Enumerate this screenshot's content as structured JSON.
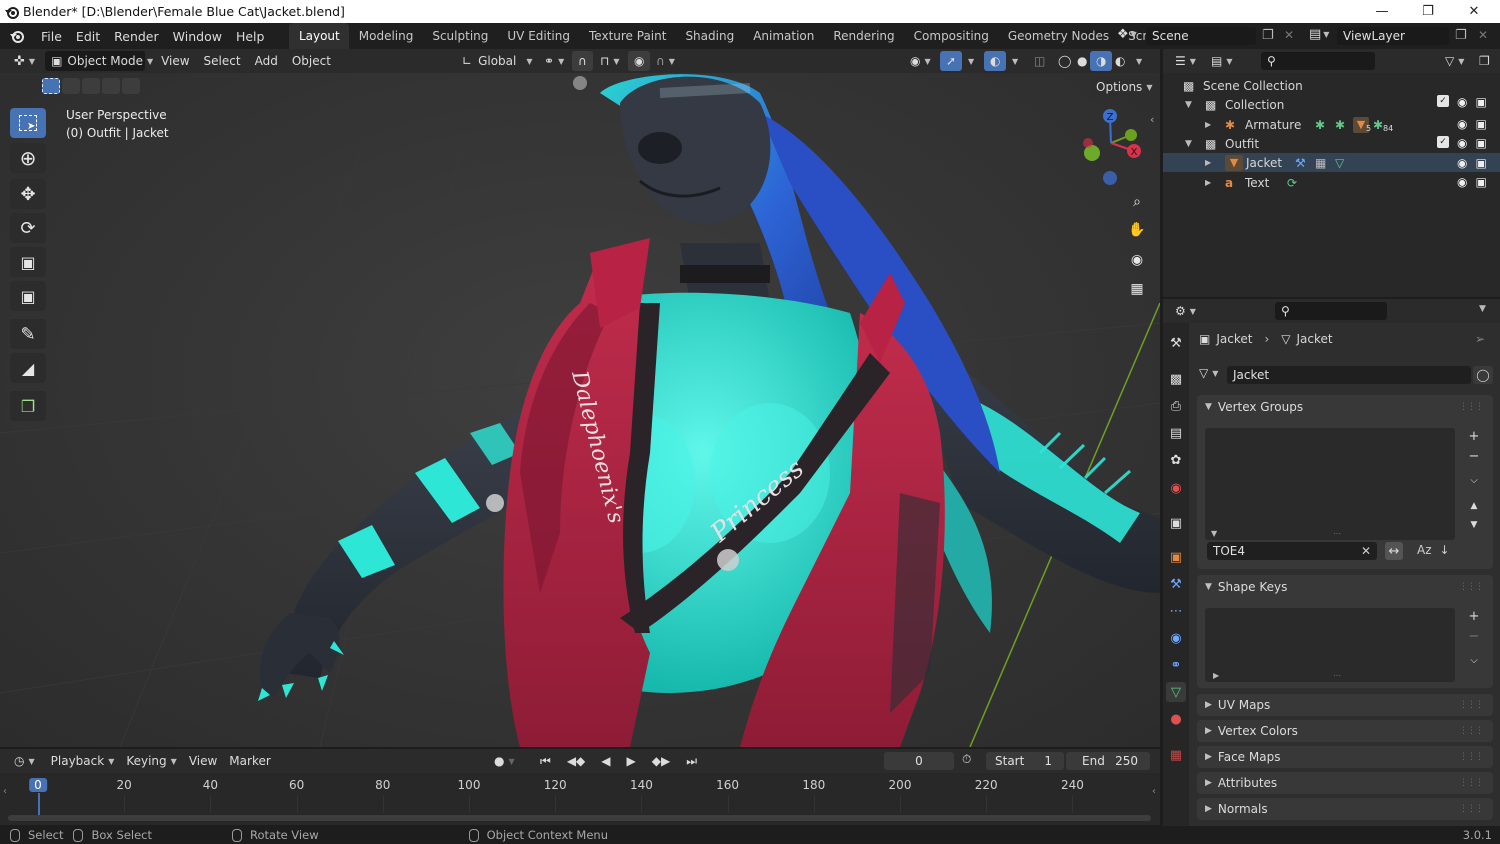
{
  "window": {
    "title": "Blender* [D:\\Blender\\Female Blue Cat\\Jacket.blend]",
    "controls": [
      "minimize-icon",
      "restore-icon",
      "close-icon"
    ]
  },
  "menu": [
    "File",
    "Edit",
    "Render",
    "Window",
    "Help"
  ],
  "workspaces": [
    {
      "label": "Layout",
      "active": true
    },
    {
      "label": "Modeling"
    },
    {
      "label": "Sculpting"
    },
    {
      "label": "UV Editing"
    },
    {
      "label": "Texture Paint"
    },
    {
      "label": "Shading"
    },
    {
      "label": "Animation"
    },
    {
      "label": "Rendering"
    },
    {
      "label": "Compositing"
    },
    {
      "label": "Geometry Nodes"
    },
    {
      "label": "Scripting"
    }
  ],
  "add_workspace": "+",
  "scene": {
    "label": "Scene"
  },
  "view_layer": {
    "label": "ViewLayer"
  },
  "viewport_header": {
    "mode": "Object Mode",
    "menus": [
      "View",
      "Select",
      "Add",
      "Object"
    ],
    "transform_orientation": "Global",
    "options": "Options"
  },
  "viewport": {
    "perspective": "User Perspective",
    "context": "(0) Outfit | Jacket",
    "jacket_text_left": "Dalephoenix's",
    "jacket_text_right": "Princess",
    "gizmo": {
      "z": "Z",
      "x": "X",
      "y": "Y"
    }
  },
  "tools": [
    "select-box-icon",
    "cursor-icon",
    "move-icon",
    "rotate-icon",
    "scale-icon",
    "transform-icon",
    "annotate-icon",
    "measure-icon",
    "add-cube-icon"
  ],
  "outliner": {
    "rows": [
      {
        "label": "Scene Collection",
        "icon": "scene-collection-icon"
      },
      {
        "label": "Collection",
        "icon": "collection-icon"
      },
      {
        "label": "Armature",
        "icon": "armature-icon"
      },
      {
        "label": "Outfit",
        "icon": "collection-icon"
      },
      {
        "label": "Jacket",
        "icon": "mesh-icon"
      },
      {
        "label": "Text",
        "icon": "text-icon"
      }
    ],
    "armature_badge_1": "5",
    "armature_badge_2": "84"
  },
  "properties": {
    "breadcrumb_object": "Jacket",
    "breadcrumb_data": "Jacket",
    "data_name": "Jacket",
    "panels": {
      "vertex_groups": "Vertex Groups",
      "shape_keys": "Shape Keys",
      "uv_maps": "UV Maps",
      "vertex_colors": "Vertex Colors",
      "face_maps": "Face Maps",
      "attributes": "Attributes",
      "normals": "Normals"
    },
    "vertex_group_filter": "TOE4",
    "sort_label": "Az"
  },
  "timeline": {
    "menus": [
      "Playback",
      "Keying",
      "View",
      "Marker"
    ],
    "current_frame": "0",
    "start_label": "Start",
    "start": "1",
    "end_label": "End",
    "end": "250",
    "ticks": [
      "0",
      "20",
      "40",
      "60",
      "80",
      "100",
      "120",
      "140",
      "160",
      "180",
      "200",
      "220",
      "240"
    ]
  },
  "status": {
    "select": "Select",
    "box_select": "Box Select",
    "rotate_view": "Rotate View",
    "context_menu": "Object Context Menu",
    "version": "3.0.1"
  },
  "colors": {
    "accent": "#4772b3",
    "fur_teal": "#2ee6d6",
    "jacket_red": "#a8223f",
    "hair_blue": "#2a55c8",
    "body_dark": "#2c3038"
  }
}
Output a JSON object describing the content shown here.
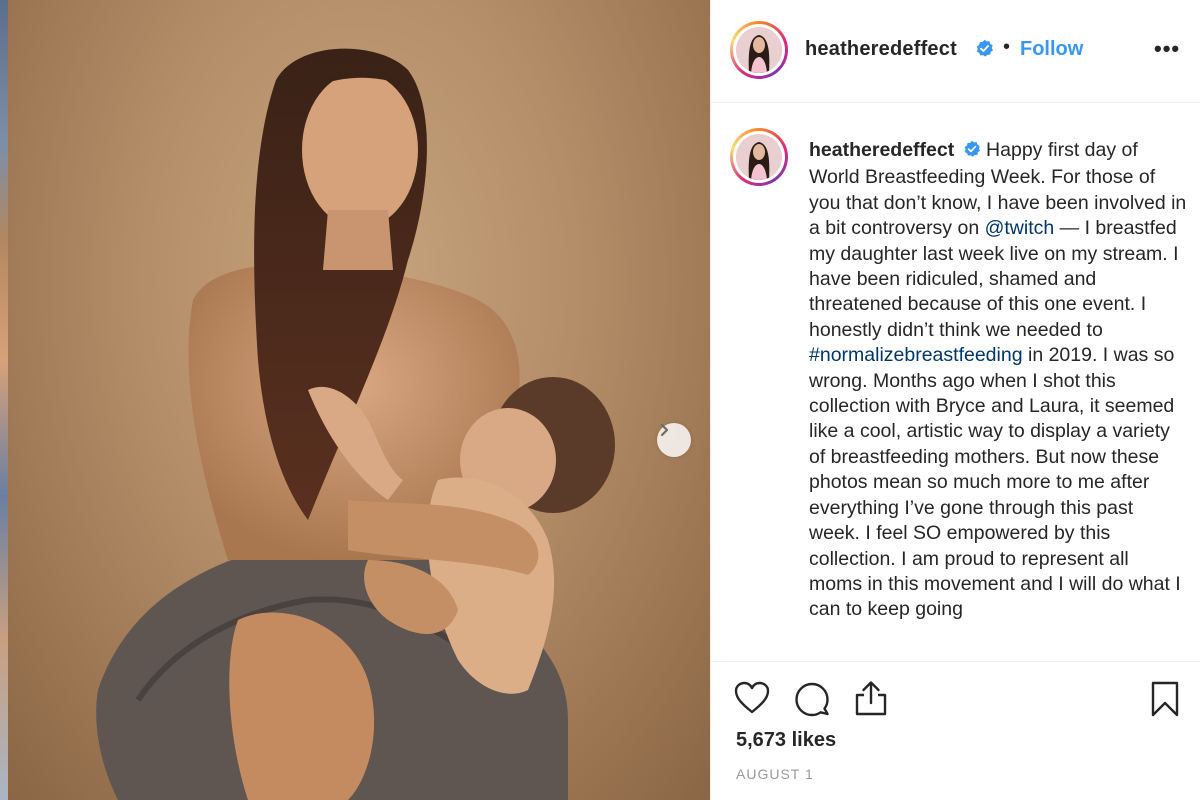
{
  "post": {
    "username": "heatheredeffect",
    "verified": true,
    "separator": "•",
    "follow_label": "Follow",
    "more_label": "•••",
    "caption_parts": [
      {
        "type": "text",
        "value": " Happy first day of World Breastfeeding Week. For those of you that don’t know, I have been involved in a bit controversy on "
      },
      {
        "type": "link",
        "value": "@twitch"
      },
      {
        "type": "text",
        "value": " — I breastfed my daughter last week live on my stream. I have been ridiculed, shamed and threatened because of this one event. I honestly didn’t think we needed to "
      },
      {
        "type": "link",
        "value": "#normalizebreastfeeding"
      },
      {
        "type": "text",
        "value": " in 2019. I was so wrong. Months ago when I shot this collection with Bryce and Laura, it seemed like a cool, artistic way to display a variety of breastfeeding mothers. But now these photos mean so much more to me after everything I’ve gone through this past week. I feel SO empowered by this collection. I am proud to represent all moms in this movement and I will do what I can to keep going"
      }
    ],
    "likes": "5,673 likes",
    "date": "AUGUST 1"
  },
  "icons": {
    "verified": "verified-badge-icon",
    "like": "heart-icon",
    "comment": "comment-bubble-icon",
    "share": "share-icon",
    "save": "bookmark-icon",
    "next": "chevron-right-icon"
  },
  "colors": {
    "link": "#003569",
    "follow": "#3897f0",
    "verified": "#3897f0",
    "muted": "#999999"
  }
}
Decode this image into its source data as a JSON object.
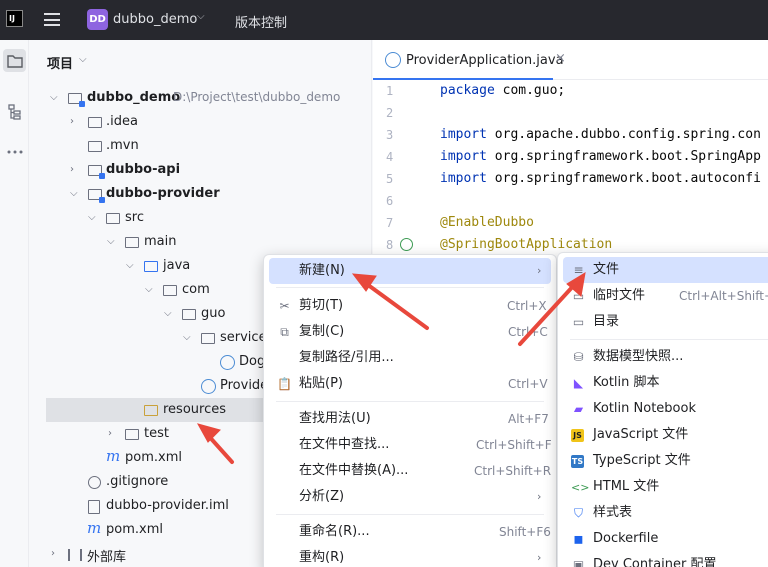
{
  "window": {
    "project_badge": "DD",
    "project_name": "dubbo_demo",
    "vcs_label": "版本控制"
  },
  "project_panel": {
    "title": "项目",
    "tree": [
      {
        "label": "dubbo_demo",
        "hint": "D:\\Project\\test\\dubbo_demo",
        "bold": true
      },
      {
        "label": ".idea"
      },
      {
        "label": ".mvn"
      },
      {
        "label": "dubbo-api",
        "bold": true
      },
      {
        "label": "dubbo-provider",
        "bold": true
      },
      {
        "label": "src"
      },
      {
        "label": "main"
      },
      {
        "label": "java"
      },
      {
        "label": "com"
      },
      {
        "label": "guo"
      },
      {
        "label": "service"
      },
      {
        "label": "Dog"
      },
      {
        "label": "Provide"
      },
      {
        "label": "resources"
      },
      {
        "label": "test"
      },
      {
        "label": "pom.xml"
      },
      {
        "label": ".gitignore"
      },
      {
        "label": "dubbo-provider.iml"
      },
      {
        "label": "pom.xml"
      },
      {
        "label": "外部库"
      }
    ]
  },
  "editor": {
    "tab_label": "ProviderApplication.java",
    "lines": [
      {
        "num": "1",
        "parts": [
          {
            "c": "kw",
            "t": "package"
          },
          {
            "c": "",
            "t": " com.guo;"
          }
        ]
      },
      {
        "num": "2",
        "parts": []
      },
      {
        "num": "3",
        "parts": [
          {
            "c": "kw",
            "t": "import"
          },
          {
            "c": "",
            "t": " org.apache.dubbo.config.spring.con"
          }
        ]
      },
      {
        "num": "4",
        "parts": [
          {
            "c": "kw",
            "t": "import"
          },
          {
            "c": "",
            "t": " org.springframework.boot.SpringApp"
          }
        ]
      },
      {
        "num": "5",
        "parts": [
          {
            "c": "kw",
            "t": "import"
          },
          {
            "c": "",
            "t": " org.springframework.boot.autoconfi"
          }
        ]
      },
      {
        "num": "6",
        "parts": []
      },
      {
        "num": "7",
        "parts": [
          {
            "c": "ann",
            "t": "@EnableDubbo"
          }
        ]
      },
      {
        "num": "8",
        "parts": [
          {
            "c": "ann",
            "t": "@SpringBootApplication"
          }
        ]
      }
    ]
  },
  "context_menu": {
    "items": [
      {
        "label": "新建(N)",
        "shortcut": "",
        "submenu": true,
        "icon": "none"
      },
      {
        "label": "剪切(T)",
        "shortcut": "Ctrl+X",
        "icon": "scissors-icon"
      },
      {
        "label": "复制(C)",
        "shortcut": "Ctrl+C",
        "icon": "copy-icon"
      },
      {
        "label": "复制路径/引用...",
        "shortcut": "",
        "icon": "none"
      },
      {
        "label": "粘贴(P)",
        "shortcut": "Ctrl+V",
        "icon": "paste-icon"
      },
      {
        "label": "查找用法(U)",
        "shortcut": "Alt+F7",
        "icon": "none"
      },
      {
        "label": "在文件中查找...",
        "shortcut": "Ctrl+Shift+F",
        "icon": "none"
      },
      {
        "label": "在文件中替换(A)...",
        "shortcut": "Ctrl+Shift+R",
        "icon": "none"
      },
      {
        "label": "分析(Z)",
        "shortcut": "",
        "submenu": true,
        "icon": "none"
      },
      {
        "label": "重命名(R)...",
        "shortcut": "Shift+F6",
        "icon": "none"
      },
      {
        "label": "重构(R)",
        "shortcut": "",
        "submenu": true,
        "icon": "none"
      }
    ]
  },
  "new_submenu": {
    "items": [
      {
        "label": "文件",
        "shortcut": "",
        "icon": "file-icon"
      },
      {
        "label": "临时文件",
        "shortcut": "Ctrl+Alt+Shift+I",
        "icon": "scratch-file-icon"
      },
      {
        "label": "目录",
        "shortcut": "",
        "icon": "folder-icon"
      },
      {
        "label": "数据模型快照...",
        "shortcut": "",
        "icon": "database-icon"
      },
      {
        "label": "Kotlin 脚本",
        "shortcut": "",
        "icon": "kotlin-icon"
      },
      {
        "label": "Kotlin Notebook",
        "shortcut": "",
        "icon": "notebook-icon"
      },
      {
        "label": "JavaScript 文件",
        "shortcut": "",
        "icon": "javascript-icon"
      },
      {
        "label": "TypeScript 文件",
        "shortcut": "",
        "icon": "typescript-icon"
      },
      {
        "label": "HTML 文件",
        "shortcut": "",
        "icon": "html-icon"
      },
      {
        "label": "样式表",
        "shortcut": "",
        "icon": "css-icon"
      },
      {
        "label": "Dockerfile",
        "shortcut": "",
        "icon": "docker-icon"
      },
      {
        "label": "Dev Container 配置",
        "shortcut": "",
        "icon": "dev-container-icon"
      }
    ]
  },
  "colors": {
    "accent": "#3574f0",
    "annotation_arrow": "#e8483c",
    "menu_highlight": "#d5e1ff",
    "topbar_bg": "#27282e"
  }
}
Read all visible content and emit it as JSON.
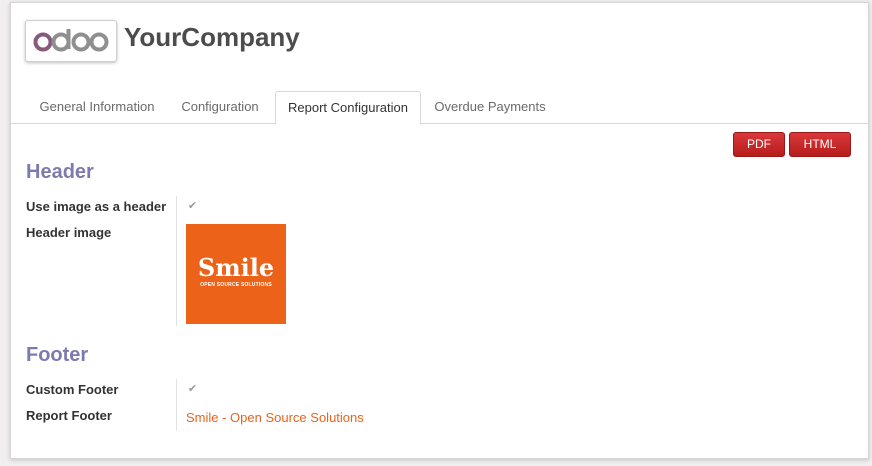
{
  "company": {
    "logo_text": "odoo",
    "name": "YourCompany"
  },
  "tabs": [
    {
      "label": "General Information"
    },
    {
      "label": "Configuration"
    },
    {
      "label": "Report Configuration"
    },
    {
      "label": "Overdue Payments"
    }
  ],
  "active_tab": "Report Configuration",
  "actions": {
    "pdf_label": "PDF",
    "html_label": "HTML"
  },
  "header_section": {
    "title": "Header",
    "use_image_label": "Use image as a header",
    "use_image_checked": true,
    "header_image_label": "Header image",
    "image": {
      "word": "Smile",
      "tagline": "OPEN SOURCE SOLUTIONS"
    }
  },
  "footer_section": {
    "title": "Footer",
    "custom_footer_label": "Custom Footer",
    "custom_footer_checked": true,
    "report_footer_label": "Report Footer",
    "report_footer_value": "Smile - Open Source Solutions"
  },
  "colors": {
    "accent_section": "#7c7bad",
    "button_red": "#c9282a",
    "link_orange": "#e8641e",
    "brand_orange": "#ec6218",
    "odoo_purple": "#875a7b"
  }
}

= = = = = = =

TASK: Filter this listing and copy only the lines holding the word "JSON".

YOUR RESPONSE:
Enumerate this screenshot's content as structured JSON.
Output a JSON object describing the content shown here.
Decode this image into its source data as a JSON object.
Read all visible content and emit it as JSON.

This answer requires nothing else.